Carpentier: “A time when it got very personal.”
Struyf: “We received a message on our private account on Facebook.”
Carpentier: “Someone accused me of not having experienced anything in my life and ended with: ‘I wish you all the worst that could happen to you.’ You don’t say those kinds of sentences. That person had no right to say that, I have had to fight hard to be where I am now.”
But your past life was not covered thoroughly in the program.
Carpentier: “We deliberately asked that. We decided to join the program, my first husband’s loved ones chose not to hear that story on TV. But it meant something to me when people told me it was about the money when caring is the most important thing to me. After his accident at work, I took care of my critically ill husband for four years. Day and night.”
You were invariably called ‘millionaire couple’ in the media. Could this explain the negative reactions?
Struyf: “We simply had that budget and we responded eagerly to it.”
Carpentier: “If we had been presented as a ‘hard-working couple’, the reactions would have been much milder.

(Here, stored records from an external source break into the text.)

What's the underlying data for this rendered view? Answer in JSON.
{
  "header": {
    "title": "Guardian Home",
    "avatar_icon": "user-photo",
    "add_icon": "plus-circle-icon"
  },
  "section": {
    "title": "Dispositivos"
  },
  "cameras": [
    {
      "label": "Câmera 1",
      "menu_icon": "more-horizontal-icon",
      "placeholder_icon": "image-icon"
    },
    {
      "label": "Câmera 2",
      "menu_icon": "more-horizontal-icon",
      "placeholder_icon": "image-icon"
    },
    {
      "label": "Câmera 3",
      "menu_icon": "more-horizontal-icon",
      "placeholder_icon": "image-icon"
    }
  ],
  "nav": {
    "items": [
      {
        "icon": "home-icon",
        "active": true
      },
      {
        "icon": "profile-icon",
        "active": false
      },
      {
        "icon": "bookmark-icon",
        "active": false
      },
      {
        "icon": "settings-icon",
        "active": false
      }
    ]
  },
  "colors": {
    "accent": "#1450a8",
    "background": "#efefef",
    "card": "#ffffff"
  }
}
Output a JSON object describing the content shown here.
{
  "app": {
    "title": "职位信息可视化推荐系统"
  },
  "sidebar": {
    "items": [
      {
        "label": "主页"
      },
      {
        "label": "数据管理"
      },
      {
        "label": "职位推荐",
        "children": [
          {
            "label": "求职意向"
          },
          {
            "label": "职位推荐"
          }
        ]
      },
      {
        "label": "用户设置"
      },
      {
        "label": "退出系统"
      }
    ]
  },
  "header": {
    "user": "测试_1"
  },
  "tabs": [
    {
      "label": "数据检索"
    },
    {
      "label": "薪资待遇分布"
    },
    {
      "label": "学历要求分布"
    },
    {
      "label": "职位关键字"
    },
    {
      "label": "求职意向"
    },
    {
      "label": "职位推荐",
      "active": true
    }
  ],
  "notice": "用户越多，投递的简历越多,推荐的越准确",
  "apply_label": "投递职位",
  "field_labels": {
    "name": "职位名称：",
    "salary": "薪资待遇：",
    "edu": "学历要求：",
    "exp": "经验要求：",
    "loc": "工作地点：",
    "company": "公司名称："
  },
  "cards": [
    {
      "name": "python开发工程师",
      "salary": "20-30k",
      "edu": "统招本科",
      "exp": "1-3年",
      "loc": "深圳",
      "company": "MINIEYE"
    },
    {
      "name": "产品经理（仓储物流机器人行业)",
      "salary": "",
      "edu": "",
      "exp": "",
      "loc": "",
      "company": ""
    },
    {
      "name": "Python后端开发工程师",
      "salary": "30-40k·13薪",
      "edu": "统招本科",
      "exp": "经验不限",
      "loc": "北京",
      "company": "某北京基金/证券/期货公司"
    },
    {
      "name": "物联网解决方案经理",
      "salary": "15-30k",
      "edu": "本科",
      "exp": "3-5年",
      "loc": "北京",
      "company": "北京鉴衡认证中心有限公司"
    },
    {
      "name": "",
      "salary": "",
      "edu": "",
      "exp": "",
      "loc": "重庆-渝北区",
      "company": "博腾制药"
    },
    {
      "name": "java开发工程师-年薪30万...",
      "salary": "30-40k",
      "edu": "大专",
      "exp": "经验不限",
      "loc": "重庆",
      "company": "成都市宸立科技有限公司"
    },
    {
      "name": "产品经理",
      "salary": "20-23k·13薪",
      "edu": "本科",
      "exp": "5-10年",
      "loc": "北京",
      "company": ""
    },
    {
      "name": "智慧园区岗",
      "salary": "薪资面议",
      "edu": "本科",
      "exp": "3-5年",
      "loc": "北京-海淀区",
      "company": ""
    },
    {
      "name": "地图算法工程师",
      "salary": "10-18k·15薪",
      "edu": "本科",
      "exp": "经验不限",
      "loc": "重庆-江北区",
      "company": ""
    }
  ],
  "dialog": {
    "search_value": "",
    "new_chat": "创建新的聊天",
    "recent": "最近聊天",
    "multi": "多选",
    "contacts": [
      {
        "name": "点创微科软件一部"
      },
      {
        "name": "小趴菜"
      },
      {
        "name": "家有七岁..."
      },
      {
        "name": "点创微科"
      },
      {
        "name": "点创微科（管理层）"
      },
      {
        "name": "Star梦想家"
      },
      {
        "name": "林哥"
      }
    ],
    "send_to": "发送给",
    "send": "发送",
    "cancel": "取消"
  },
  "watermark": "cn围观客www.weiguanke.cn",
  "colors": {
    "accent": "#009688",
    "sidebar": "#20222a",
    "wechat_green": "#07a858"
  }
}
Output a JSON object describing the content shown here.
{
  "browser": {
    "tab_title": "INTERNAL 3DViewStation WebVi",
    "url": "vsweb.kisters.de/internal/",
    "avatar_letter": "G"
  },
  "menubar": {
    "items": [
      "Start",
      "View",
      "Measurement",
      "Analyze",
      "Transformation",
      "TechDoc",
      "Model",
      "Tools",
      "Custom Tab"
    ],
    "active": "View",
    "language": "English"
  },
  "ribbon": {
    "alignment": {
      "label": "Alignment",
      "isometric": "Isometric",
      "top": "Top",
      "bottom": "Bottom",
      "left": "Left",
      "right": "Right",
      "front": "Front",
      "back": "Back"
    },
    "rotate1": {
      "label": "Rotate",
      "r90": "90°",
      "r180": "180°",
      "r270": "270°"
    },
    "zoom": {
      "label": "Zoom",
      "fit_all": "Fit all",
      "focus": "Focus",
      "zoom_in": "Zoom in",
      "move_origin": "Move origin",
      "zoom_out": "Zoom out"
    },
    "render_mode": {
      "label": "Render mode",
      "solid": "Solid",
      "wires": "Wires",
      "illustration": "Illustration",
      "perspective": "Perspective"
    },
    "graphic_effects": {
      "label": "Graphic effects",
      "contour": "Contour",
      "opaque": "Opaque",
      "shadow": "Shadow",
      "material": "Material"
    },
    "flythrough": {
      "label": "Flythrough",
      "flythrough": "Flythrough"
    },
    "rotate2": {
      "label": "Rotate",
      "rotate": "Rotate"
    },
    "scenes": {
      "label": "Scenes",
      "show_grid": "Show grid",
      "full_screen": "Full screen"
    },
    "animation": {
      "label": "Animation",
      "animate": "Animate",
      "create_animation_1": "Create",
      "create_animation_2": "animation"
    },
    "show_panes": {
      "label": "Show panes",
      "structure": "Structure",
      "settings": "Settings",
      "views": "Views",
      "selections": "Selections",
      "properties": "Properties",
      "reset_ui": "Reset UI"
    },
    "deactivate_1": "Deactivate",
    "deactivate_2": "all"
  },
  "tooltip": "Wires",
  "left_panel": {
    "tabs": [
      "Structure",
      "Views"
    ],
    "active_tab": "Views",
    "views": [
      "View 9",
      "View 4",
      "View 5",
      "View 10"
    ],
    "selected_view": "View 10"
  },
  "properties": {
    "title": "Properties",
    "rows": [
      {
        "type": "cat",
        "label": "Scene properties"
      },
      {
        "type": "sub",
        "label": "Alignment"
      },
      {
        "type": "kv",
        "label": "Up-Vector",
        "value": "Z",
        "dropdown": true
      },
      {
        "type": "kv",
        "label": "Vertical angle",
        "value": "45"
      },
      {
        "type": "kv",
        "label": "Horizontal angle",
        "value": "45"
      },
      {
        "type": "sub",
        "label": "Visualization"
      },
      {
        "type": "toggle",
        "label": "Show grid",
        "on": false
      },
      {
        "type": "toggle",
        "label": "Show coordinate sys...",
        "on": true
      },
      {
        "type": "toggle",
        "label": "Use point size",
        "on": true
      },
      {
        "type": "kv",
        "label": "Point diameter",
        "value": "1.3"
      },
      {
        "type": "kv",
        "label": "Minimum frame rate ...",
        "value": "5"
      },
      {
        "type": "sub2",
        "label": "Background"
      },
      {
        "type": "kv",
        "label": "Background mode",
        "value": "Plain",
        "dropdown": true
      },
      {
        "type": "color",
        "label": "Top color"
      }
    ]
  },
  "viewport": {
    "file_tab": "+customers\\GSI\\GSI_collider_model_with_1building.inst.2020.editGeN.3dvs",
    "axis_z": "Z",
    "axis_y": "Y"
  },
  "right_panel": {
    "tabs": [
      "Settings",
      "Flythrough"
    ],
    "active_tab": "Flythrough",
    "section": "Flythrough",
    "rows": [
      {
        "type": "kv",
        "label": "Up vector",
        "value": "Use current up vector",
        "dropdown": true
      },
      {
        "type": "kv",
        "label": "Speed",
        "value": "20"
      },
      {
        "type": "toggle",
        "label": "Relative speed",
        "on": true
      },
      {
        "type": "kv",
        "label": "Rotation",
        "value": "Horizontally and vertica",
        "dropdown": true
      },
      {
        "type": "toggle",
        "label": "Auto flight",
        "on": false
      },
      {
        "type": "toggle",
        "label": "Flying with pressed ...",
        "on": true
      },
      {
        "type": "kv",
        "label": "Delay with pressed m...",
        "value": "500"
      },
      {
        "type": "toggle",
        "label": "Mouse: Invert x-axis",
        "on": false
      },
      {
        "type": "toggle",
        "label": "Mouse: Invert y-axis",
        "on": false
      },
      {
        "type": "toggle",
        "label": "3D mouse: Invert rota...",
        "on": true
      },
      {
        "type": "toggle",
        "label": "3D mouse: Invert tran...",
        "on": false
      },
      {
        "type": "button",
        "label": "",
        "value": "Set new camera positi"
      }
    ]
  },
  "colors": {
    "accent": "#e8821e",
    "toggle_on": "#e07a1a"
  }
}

The other participants were also disappointed on their first visit.”
At one point, the negative reactions were also about your work.
Struyf: “On Google, the one-star reviews poured in with the explanation: ‘Too few bathrooms and dressings’. Those people deliberately wanted to harm us, I thought that was really low.”
Carpentier: “That they want to hurt us, up to that point. But we also have a lot of people who do their very best every day. They have nothing to do with our participation.”
You fight back.
Struyf: “Our lawyer advised us to send these people a letter.”
Carpentier: “And not, as many have said, to demand compensation, but to make them aware that what they did was really not possible, not even legally. We wanted to deal with that calmly, but then someone went to the press with that letter.”
Struyf: “That made it a thousand times worse.
“There is always talk of bullying among children, but adults do it just as much. It’s so easy to hurt someone on social media.”
You were assisted by a psychologist the whole time. Was it necessary?
Carpentier: “I really needed that. Everyone underestimates how intense such a program is. With the stress of moving comes the fact that you don’t know anything. It was much more difficult than we could have estimated in advance.”
Struyf: “We registered with great confidence, but after a while we began to have doubts.”
Carpentier: “And not only to the experts, but also to ourselves. I wondered if I had said I wanted a dishwasher in the kitchen. If you call after that, you get a vague answer. Suddenly I was awake to such absurd things.”
It doesn’t seem much calmer than pulling up the housing market yourself.
Carpentier: “Absolutely not. You think you don’t have to invest time in it, but all those family photos and personal conversations take a lot of energy.”
Struyf: “And that vlogging! (laughs)”
Carpentier: “Sometimes it seemed easier just to drive to the store and choose a bathroom yourself.”
In De Morgen, our journalist wrote that you were ‘sacrificed on the viewers’ altar’. Did it feel that way?
Carpentier: “Maybe after the first episode. My reactions were magnified, but that’s just how television works. With such a program it is of course about the viewing figures, we already knew that. But I don’t think the show makers could have foreseen that we would be treated this way, otherwise they would have handled it differently for sure.”
Struyf: “When Janic (Kazaltzis, ‘Blind Bought’ host, ed.) with the experts in The Cooke & Verhulst Show joined, Béa said she found our reaction ‘childish’. We thought that was a bit childish, because she knew very well how happy we were with the end result.”
Carpentier: “My first reaction was of course exaggerated, but after a night’s sleep we called the production to say that we still had full confidence in it. Béa’s reaction hit hard. But that doesn’t mean we’re not grateful to them.”
Would you like to participate again?
Struyf: “Absolutely, but we are so happy in our new house that it will probably never be necessary.”
Carpentier: “Unless we ever have to live in a smaller house, of course.”
As long as there is enough walk-in closet!